### Your instructions
In the copy, include every record below exactly as it appears, but no pictures.

### Record excerpts
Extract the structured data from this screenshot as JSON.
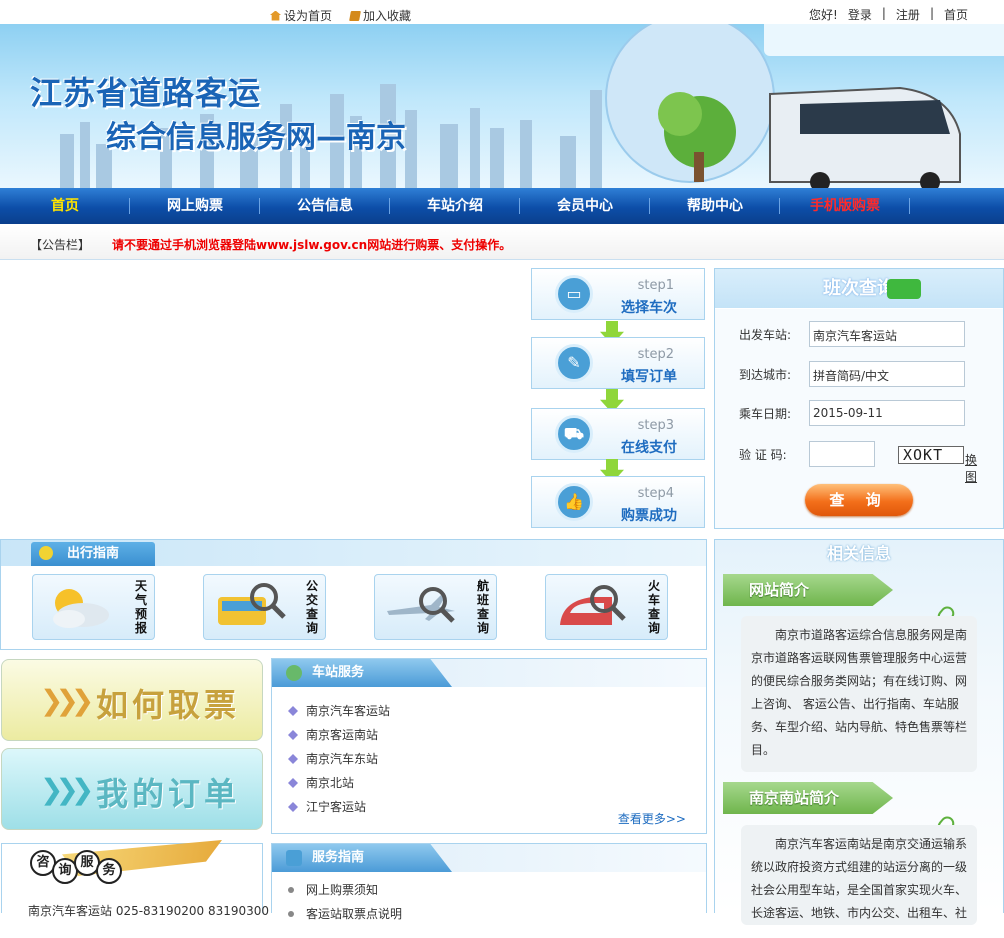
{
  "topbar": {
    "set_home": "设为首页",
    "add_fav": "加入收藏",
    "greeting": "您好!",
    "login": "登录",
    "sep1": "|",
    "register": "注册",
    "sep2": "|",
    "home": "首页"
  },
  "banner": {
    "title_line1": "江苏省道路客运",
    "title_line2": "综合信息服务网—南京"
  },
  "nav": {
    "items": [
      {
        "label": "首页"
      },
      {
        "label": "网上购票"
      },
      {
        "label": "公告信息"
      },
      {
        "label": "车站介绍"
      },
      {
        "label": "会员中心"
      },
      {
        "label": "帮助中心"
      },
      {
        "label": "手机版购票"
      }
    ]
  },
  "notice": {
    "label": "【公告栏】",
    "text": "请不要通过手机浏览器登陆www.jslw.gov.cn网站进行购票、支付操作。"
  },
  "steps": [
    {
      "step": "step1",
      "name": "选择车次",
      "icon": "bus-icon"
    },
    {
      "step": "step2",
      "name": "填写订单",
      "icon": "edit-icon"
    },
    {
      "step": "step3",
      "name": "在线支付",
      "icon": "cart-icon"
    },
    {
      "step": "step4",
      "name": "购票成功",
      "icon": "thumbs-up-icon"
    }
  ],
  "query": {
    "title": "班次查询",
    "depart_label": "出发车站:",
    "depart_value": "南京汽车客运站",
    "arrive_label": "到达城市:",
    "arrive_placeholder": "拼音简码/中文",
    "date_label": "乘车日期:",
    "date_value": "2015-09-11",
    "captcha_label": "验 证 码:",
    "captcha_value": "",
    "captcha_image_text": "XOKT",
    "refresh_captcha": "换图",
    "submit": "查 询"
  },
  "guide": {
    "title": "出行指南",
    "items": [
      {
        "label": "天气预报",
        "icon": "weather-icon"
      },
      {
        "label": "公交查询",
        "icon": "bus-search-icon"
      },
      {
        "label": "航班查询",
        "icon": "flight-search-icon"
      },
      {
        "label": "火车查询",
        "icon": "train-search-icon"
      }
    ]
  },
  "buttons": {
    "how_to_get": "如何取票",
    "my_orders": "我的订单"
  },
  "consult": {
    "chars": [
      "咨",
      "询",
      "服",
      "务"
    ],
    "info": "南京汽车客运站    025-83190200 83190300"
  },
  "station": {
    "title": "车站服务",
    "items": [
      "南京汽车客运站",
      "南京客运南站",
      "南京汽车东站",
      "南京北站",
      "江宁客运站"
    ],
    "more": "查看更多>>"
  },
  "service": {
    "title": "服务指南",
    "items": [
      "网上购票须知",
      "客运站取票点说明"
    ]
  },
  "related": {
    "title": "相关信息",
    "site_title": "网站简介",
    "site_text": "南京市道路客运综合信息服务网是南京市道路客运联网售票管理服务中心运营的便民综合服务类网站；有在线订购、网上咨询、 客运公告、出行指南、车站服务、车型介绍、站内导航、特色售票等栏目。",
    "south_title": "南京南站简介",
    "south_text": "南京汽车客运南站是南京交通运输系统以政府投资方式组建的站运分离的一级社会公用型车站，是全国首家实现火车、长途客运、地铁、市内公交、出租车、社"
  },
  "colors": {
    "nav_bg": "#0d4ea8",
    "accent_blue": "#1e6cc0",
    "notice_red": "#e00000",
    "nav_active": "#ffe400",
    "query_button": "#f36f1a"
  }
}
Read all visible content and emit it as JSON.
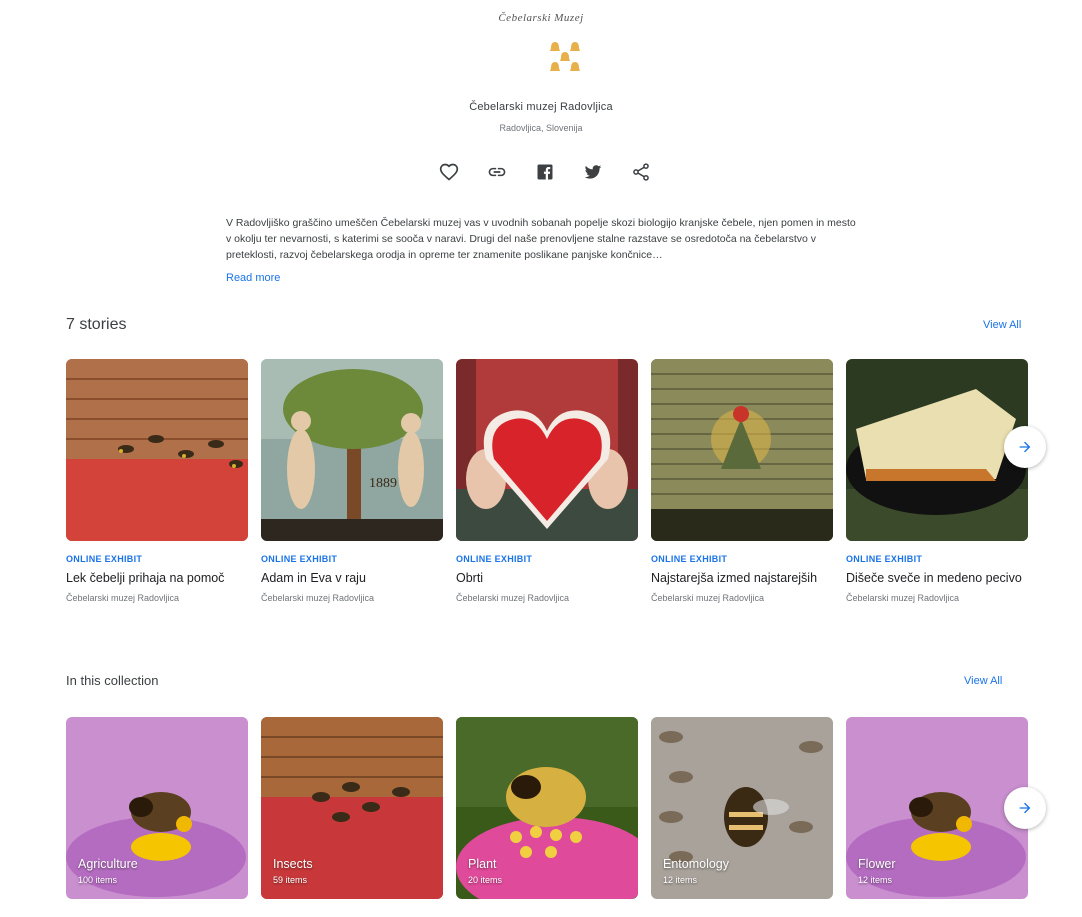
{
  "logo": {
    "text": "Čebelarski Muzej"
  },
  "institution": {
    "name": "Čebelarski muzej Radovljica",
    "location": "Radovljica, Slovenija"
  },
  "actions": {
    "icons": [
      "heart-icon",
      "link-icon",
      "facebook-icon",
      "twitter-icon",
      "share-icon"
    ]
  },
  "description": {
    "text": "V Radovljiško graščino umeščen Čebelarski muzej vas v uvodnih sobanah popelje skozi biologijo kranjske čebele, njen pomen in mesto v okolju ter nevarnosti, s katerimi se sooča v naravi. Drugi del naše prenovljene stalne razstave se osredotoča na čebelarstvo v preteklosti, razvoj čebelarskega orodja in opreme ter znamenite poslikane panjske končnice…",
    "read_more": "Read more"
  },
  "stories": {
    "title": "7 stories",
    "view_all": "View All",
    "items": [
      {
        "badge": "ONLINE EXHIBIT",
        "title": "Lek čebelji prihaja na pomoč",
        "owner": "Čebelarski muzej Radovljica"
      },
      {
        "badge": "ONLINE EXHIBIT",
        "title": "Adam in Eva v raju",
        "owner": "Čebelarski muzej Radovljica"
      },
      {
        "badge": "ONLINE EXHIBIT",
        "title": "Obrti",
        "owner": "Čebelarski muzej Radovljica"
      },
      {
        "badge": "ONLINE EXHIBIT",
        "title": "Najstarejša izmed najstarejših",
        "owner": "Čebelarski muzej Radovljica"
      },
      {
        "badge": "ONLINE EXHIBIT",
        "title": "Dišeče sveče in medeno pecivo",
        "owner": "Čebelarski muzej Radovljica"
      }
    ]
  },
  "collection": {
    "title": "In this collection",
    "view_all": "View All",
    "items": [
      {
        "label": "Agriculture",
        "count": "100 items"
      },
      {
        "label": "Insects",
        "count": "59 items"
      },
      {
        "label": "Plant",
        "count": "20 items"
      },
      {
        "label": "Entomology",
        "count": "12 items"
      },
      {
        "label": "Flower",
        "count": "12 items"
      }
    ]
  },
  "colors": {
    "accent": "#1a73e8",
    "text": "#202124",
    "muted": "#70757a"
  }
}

### Result of this exercise
Extract the structured data from this screenshot as JSON.
{
  "topbar": {
    "set_home": "设为首页",
    "add_fav": "加入收藏",
    "greeting": "您好!",
    "login": "登录",
    "sep1": "|",
    "register": "注册",
    "sep2": "|",
    "home": "首页"
  },
  "banner": {
    "title_line1": "江苏省道路客运",
    "title_line2": "综合信息服务网—南京"
  },
  "nav": {
    "items": [
      {
        "label": "首页"
      },
      {
        "label": "网上购票"
      },
      {
        "label": "公告信息"
      },
      {
        "label": "车站介绍"
      },
      {
        "label": "会员中心"
      },
      {
        "label": "帮助中心"
      },
      {
        "label": "手机版购票"
      }
    ]
  },
  "notice": {
    "label": "【公告栏】",
    "text": "请不要通过手机浏览器登陆www.jslw.gov.cn网站进行购票、支付操作。"
  },
  "steps": [
    {
      "step": "step1",
      "name": "选择车次",
      "icon": "bus-icon"
    },
    {
      "step": "step2",
      "name": "填写订单",
      "icon": "edit-icon"
    },
    {
      "step": "step3",
      "name": "在线支付",
      "icon": "cart-icon"
    },
    {
      "step": "step4",
      "name": "购票成功",
      "icon": "thumbs-up-icon"
    }
  ],
  "query": {
    "title": "班次查询",
    "depart_label": "出发车站:",
    "depart_value": "南京汽车客运站",
    "arrive_label": "到达城市:",
    "arrive_placeholder": "拼音简码/中文",
    "date_label": "乘车日期:",
    "date_value": "2015-09-11",
    "captcha_label": "验 证 码:",
    "captcha_value": "",
    "captcha_image_text": "XOKT",
    "refresh_captcha": "换图",
    "submit": "查 询"
  },
  "guide": {
    "title": "出行指南",
    "items": [
      {
        "label": "天气预报",
        "icon": "weather-icon"
      },
      {
        "label": "公交查询",
        "icon": "bus-search-icon"
      },
      {
        "label": "航班查询",
        "icon": "flight-search-icon"
      },
      {
        "label": "火车查询",
        "icon": "train-search-icon"
      }
    ]
  },
  "buttons": {
    "how_to_get": "如何取票",
    "my_orders": "我的订单"
  },
  "consult": {
    "chars": [
      "咨",
      "询",
      "服",
      "务"
    ],
    "info": "南京汽车客运站    025-83190200 83190300"
  },
  "station": {
    "title": "车站服务",
    "items": [
      "南京汽车客运站",
      "南京客运南站",
      "南京汽车东站",
      "南京北站",
      "江宁客运站"
    ],
    "more": "查看更多>>"
  },
  "service": {
    "title": "服务指南",
    "items": [
      "网上购票须知",
      "客运站取票点说明"
    ]
  },
  "related": {
    "title": "相关信息",
    "site_title": "网站简介",
    "site_text": "南京市道路客运综合信息服务网是南京市道路客运联网售票管理服务中心运营的便民综合服务类网站；有在线订购、网上咨询、 客运公告、出行指南、车站服务、车型介绍、站内导航、特色售票等栏目。",
    "south_title": "南京南站简介",
    "south_text": "南京汽车客运南站是南京交通运输系统以政府投资方式组建的站运分离的一级社会公用型车站，是全国首家实现火车、长途客运、地铁、市内公交、出租车、社"
  },
  "colors": {
    "nav_bg": "#0d4ea8",
    "accent_blue": "#1e6cc0",
    "notice_red": "#e00000",
    "nav_active": "#ffe400",
    "query_button": "#f36f1a"
  }
}
Read all visible content and emit it as JSON.
{
  "logo": {
    "text": "Čebelarski Muzej"
  },
  "institution": {
    "name": "Čebelarski muzej Radovljica",
    "location": "Radovljica, Slovenija"
  },
  "actions": {
    "icons": [
      "heart-icon",
      "link-icon",
      "facebook-icon",
      "twitter-icon",
      "share-icon"
    ]
  },
  "description": {
    "text": "V Radovljiško graščino umeščen Čebelarski muzej vas v uvodnih sobanah popelje skozi biologijo kranjske čebele, njen pomen in mesto v okolju ter nevarnosti, s katerimi se sooča v naravi. Drugi del naše prenovljene stalne razstave se osredotoča na čebelarstvo v preteklosti, razvoj čebelarskega orodja in opreme ter znamenite poslikane panjske končnice…",
    "read_more": "Read more"
  },
  "stories": {
    "title": "7 stories",
    "view_all": "View All",
    "items": [
      {
        "badge": "ONLINE EXHIBIT",
        "title": "Lek čebelji prihaja na pomoč",
        "owner": "Čebelarski muzej Radovljica"
      },
      {
        "badge": "ONLINE EXHIBIT",
        "title": "Adam in Eva v raju",
        "owner": "Čebelarski muzej Radovljica"
      },
      {
        "badge": "ONLINE EXHIBIT",
        "title": "Obrti",
        "owner": "Čebelarski muzej Radovljica"
      },
      {
        "badge": "ONLINE EXHIBIT",
        "title": "Najstarejša izmed najstarejših",
        "owner": "Čebelarski muzej Radovljica"
      },
      {
        "badge": "ONLINE EXHIBIT",
        "title": "Dišeče sveče in medeno pecivo",
        "owner": "Čebelarski muzej Radovljica"
      }
    ]
  },
  "collection": {
    "title": "In this collection",
    "view_all": "View All",
    "items": [
      {
        "label": "Agriculture",
        "count": "100 items"
      },
      {
        "label": "Insects",
        "count": "59 items"
      },
      {
        "label": "Plant",
        "count": "20 items"
      },
      {
        "label": "Entomology",
        "count": "12 items"
      },
      {
        "label": "Flower",
        "count": "12 items"
      }
    ]
  },
  "colors": {
    "accent": "#1a73e8",
    "text": "#202124",
    "muted": "#70757a"
  }
}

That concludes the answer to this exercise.